Stored dataset items

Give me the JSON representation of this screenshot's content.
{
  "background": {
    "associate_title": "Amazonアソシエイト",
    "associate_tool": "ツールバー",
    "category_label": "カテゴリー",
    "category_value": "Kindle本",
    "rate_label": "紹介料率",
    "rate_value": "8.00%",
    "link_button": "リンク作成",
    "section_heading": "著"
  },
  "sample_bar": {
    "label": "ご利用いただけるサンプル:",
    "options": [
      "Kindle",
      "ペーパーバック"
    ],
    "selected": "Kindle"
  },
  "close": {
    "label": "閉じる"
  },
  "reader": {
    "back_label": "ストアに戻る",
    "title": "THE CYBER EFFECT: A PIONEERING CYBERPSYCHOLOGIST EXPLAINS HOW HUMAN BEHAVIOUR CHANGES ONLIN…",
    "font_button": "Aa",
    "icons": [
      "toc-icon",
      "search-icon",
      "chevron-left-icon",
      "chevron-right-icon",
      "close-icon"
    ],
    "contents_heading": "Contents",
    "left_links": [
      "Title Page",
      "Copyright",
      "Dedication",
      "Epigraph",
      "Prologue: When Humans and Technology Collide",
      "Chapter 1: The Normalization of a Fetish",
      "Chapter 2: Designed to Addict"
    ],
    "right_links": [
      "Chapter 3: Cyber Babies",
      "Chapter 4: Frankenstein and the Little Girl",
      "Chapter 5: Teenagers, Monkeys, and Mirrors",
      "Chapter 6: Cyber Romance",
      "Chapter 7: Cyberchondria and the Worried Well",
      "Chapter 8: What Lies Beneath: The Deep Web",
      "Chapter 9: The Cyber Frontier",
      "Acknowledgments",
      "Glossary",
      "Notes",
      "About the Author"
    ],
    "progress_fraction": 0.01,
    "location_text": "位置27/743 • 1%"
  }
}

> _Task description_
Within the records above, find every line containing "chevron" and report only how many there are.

> _Output below_
2